# What to do
Could you say how many lines in the records include "JSON"? Please give the number by itself.

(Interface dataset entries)

_ _ _ _ _

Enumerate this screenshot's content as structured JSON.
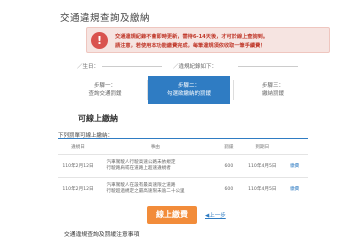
{
  "page": {
    "title": "交通違規查詢及繳納"
  },
  "alert": {
    "icon": "!",
    "line1": "交通違規紀錄不會即時更新，需待6-14天後，才可於線上查詢到。",
    "line2": "請注意，若使用本功能繳費完成，每筆違規須依收取一筆手續費！"
  },
  "filters": {
    "label1": "／生日：",
    "label2": "／違規紀錄如下："
  },
  "steps": [
    {
      "line1": "步驟一：",
      "line2": "查詢交通罰鍰"
    },
    {
      "line1": "步驟二：",
      "line2": "勾選欲繳納的罰鍰"
    },
    {
      "line1": "步驟三：",
      "line2": "繳納罰鍰"
    }
  ],
  "section": {
    "title": "可線上繳納"
  },
  "list": {
    "title": "下列罰單可線上繳納：",
    "headers": [
      "違規日",
      "",
      "事由",
      "",
      "罰鍰",
      "到期日",
      ""
    ],
    "rows": [
      {
        "date": "110年2月12日",
        "desc1": "汽車駕駛人行駛高速公路未依規定",
        "desc2": "行駛路肩或在道路上超速違規者",
        "amount": "600",
        "due": "110年4月5日",
        "action": "繳費"
      },
      {
        "date": "110年2月12日",
        "desc1": "汽車駕駛人在設有最高速限之道路",
        "desc2": "行駛超過規定之最高速限未逾二十公里",
        "amount": "600",
        "due": "110年4月5日",
        "action": "繳費"
      }
    ]
  },
  "buttons": {
    "submit": "線上繳費",
    "prev": "◀上一步"
  },
  "footer": {
    "note": "交通違規查詢及罰緩注意事項"
  }
}
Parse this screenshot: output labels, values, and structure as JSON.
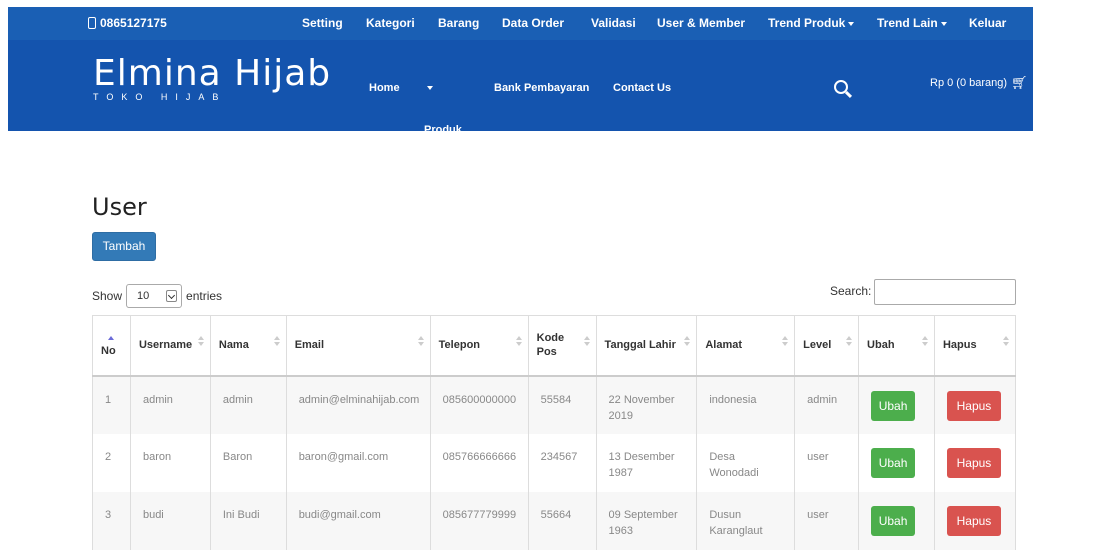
{
  "topbar": {
    "phone": "0865127175",
    "nav": [
      "Setting",
      "Kategori",
      "Barang",
      "Data Order",
      "Validasi",
      "User & Member",
      "Trend Produk",
      "Trend Lain",
      "Keluar"
    ]
  },
  "header": {
    "brand": "Elmina Hijab",
    "tagline": "TOKO HIJAB",
    "nav": [
      "Home",
      "Produk",
      "Bank Pembayaran",
      "Contact Us"
    ],
    "cart": "Rp 0 (0 barang)"
  },
  "page": {
    "title": "User",
    "add_button": "Tambah",
    "show_label": "Show",
    "entries_value": "10",
    "entries_label": "entries",
    "search_label": "Search:"
  },
  "table": {
    "columns": [
      "No",
      "Username",
      "Nama",
      "Email",
      "Telepon",
      "Kode Pos",
      "Tanggal Lahir",
      "Alamat",
      "Level",
      "Ubah",
      "Hapus"
    ],
    "rows": [
      {
        "no": "1",
        "username": "admin",
        "nama": "admin",
        "email": "admin@elminahijab.com",
        "telepon": "085600000000",
        "kodepos": "55584",
        "tanggal": "22 November 2019",
        "alamat": "indonesia",
        "level": "admin",
        "ubah": "Ubah",
        "hapus": "Hapus"
      },
      {
        "no": "2",
        "username": "baron",
        "nama": "Baron",
        "email": "baron@gmail.com",
        "telepon": "085766666666",
        "kodepos": "234567",
        "tanggal": "13 Desember 1987",
        "alamat": "Desa Wonodadi",
        "level": "user",
        "ubah": "Ubah",
        "hapus": "Hapus"
      },
      {
        "no": "3",
        "username": "budi",
        "nama": "Ini Budi",
        "email": "budi@gmail.com",
        "telepon": "085677779999",
        "kodepos": "55664",
        "tanggal": "09 September 1963",
        "alamat": "Dusun Karanglaut",
        "level": "user",
        "ubah": "Ubah",
        "hapus": "Hapus"
      }
    ]
  },
  "colors": {
    "topbar": "#1a5fb4",
    "header": "#1454ae",
    "primary_button": "#337ab7",
    "success_button": "#4cae4c",
    "danger_button": "#d9534f"
  }
}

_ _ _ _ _

# Output for this task
2